“I’ve been working with the FIA most recently, and I’m grateful for the support they’ve given me and this team.
“Hopefully that is the start of us building a better relationship in the future.
“I’m pushing hard to take this team forward, and that’s what we are going to try and do.”
In answering five charges of bringing F1 into disrepute, Whitmarsh will adopt a non-confrontational approach because after reading a statement, he will take questions without legal representation.
McLaren’s company lawyer, Timothy Murnane, will accompany Whitmarsh to the extraordinary hearing of the WMSC, although his brief is an observational one.
Whitmarsh will be hoping the actions taken by himself and his team after Hamilton and Ryan were caught lying to stewards of the Australian Grand Prix will lead to a degree of clemency.
Once the truth was unearthed, Hamilton and McLaren were subsequently disqualified, and at that stage the team faced serious sanctions.
But since then, Hamilton has apologised, Ryan has been sacked, and more pertinently, Ron Dennis has stood down as McLaren Group chairman and CEO of McLaren Racing.
Following Dennis’ exit, Whitmarsh then set about patching-up the team’s previously sore relationship with the FIA.
Notably, he threw himself at the mercy of the FIA by writing a letter admitting his team’s guilt and apologising unreservedly for the actions taken.
In Bahrain, during the course of the grand prix weekend, there were a number of key meetings that took place as further steps were made to try and limit the damage.

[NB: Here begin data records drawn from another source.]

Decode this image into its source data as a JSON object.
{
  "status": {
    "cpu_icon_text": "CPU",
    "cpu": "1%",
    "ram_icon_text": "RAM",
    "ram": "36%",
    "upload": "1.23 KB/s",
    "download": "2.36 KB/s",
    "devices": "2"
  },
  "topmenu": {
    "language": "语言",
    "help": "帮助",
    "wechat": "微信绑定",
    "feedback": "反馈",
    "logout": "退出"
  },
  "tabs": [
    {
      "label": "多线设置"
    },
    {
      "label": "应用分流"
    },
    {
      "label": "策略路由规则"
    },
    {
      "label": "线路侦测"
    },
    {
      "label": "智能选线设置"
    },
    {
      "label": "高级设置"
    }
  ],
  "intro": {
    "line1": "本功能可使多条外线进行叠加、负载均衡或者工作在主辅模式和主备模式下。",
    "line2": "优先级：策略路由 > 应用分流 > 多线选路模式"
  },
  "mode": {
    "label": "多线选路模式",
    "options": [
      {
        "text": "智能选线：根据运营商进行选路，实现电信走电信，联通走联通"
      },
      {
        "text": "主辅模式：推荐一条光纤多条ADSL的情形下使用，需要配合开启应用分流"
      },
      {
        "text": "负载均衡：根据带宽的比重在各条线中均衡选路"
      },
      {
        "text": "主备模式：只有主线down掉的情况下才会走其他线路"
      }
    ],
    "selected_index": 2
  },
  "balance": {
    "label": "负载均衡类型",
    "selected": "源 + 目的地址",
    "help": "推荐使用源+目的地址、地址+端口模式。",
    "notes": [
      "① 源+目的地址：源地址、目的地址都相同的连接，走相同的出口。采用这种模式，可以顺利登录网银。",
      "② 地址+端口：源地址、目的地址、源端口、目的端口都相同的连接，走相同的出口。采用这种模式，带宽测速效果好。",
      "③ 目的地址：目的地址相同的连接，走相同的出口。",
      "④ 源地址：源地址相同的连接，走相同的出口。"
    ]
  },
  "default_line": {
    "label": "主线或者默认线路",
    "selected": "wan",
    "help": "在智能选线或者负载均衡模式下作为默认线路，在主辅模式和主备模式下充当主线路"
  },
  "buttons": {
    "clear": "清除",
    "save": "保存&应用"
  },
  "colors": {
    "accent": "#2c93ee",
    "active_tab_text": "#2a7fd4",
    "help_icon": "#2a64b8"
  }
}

Richard Lapthorne, not due to succeed Dennis as chairman until June 1, was on hand, along with Whitmarsh to stage a very public meeting with Alan Donnelly, FIA president Max Mosley’s right-hand man.
Several other meetings took place behind the scenes, and today we will discover whether they have had a positive impact.
With Hamilton in the clear, as the FIA accept he was put in an “impossible position” by Ryan, any penalty will be against the team.
No one is anticipating McLaren will face a race ban or be excluded from the championship, with a fine, suspended sentence or points deduction in the constructors’ the likely penalties.